What you will do: Count every line in the records below that contains the string "title". Report that number alone.

*** Opening Records for this exercise ***

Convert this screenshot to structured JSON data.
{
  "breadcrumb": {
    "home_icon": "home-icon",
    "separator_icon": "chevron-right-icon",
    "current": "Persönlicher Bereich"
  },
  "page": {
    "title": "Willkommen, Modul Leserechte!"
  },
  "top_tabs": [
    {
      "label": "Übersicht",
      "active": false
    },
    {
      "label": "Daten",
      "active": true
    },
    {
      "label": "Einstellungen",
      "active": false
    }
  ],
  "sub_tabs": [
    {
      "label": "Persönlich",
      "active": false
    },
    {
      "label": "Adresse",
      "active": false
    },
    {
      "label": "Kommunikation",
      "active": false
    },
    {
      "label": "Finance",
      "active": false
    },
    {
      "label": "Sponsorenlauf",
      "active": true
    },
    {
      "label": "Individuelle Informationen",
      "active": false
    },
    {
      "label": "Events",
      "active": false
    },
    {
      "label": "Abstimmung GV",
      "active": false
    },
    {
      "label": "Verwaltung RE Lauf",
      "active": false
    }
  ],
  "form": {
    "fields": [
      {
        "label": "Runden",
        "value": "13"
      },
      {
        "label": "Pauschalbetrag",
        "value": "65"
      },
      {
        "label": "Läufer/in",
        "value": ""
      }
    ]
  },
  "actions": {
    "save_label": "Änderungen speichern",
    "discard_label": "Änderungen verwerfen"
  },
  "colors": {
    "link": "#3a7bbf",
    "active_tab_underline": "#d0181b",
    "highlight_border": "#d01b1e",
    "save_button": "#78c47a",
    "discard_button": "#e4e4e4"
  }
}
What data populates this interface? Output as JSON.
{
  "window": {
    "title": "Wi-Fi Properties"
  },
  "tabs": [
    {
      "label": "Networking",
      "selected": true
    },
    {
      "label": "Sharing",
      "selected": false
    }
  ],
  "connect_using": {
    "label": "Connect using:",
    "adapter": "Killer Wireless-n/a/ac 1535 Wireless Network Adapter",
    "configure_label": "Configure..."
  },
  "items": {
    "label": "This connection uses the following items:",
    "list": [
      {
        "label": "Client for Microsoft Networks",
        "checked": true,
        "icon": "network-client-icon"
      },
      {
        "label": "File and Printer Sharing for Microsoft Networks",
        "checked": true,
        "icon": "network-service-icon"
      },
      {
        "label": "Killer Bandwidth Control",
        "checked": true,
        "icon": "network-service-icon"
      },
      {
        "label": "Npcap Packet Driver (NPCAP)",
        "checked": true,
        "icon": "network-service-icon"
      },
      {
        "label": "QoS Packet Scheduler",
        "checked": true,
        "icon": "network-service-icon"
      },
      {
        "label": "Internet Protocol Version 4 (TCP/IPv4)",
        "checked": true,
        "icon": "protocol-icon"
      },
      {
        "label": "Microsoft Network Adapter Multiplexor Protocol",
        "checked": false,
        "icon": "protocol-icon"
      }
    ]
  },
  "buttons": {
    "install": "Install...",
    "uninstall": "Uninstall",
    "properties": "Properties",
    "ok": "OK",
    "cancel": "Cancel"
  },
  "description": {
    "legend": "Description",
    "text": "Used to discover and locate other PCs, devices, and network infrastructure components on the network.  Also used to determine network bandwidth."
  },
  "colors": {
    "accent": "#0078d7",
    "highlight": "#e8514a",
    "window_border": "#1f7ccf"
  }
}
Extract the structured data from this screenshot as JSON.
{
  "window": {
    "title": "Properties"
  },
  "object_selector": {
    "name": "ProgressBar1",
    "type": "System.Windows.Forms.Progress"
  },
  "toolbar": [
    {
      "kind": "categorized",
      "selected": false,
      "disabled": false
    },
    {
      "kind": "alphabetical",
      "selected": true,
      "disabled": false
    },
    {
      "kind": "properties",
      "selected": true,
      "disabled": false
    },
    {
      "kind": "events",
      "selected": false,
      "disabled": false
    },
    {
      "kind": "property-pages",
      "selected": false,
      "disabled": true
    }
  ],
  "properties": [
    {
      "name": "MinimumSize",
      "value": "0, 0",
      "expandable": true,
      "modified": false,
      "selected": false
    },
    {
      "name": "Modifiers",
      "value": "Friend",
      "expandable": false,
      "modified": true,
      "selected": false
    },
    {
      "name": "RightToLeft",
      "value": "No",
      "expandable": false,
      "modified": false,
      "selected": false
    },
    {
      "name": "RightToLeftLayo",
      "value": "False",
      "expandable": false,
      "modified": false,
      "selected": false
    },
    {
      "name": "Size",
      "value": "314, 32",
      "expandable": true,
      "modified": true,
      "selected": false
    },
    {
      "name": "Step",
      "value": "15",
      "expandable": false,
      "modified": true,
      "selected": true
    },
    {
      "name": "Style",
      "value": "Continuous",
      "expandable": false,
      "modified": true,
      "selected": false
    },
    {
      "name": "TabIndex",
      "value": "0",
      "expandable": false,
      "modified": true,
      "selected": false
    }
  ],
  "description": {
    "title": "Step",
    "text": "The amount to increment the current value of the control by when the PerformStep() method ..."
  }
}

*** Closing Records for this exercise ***

Output below: 4